The Central Coast will continue to have the Nuclear Free Policy that the former Gosford City Council had in place.
Administrator, Dick Persson, rejected a Council staff report which wanted to revoke the policy amid applause from the public gallery at the Council meeting on February 8.
Only about a dozen members of the public attended the meeting, but at least two of them carried homemade anti-nuclear signs.
Another two people spoke at the public forum in favour of keeping the policy in place.
Mannering Park resident and The Greens member Sue Wynn, a former Wyong councillor, spoke as well as Australian Conservation Foundation Central Coast President, Mark Ellis.
To the surprise of the gallery, when the speakers concluded, Persson said he agreed with everything they had said and the gallery burst into applause.
Persson suggested that someone had been working through a list of policies that needed removing and that at the last meeting he had dealt with some.
This week the only policy on the list was the anti-nuclear policy and it stood out “like the proverbial”, he said.
The staff recommended it be revoked due to the handling and mining of radioactive materials being highly regulated by Federal and State laws.
Persson said there was a lot of debate and interest in the community about nuclear power and he agreed with resident concerns about revoking the policy.
“I am very comfortable in saying no to revoking the policy and that Council will continue to have a Nuclear Free Policy,” he said.
It was introduced to the former Gosford council area in 1984.
The former Wyong area had a similar policy which was revoked in 2014.
Various nuclear related activities are prohibited on the Coast except those in direct association with hospital, medical facilities and in any measuring device.

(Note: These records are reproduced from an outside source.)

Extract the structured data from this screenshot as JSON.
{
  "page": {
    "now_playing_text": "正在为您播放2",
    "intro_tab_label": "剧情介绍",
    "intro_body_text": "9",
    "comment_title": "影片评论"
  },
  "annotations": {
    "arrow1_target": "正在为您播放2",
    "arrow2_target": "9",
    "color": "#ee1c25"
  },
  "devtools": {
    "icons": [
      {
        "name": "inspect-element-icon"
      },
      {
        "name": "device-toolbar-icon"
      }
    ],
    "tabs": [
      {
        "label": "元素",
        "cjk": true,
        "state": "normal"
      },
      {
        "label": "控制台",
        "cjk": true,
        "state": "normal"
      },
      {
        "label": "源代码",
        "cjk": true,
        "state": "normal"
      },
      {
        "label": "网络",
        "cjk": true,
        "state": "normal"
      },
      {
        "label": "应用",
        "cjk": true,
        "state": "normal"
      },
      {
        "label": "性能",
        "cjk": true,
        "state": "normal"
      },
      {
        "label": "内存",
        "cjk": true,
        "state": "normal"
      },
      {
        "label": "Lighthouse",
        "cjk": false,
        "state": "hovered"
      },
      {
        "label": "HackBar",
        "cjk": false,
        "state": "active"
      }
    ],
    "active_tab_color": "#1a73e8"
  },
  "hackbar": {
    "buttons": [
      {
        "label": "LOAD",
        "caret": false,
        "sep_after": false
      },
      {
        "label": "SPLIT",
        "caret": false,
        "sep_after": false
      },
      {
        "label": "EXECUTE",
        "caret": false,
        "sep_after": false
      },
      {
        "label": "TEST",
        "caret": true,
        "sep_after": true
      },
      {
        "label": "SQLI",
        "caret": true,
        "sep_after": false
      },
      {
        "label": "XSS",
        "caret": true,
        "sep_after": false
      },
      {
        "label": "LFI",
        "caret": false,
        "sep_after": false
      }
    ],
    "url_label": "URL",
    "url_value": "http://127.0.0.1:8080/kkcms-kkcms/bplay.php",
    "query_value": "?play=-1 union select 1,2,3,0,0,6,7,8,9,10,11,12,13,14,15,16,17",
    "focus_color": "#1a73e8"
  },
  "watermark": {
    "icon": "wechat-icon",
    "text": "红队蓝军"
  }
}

In the report to the Administrator, the staff had recommended that public consultation on the issue was costly and unnecessary.
“Any public concern regarding nuclear related activities is best dealt at the State and Federal level,’’ the report said.

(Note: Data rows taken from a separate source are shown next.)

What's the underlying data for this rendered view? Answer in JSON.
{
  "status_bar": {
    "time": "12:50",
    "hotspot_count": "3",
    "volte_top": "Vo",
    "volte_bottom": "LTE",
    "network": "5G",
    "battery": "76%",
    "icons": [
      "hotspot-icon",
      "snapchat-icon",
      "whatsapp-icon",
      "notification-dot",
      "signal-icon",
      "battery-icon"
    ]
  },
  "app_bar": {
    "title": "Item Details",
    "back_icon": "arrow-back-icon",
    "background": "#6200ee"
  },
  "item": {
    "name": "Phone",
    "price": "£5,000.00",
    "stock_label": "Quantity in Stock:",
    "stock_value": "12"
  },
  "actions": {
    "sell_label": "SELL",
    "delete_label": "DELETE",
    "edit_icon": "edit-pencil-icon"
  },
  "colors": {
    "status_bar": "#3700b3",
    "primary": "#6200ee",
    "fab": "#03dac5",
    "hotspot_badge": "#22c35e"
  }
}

Persson called it a silly proposal.
And he won over the public gallery.